Did your mother ever tell you not to eat too much candy? Did she ever say it was because the candy could give you asthma? Well, she should have. According to an article in The Economist, a new study published in PNAS shows that a typical Western diet — high in fat and sugar content — adversely affects the gut bacteria of children and could lead to asthma, allergies, and other inflammatory diseases. Paolo Lionetti and his colleagues at the University of Florence compared the gut bacteria of 14 healthy children in Burkina Faso with those of 15 children from Florence, according to The Economist. They found that the African children had "a diverse mix of bacteria," many of them associated with leanness and known to produce short-chain fatty acids, which are associated with lower levels of inflammation. This was due in part to their fiber-rich diet, the article adds.
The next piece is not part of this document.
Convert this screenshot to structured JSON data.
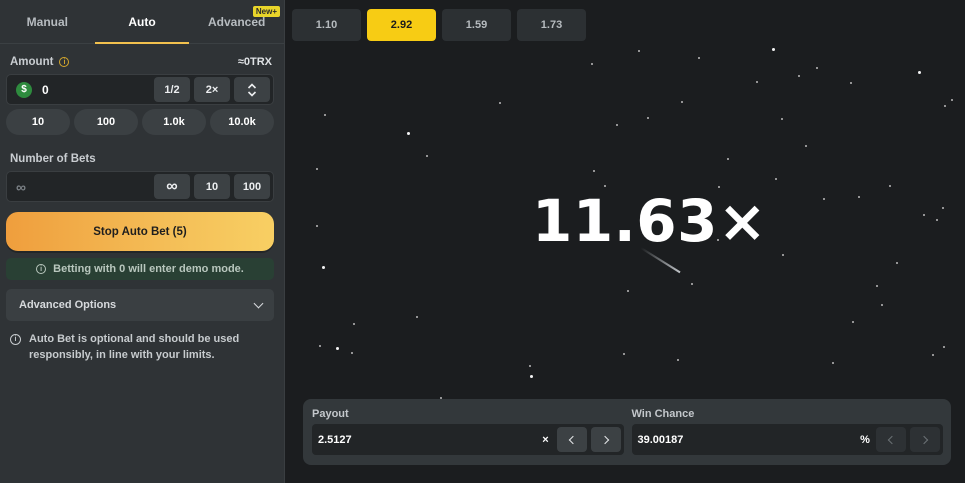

The Florentine children — who ate more sugars and fats — had fewer microbial species in their guts, and more of them were associated with a greater risk of obesity.

The Scan

Another Resignation

According to the Wall Street Journal, a third advisory panel member has resigned following the US Food and Drug Administration's approval of an Alzheimer's disease drug.

Novavax Finds Its Vaccine Effective

Reuters reports Novavax's SARS-CoV-2 vaccine is more than 90 percent effective in preventing COVID-19.

Can't Be Used

The US Food and Drug Administration says millions of vaccine doses made at an embattled manufacturing facility cannot be used, the New York Times reports.

PLOS Papers on Frozen Shoulder GWAS, Epstein-Barr Effects on Immune Cell Epigenetics, More

In PLOS this week: genome-wide association study of frozen shoulder, epigenetic patterns of Epstein-Barr-infected B lymphocyte cells, and more.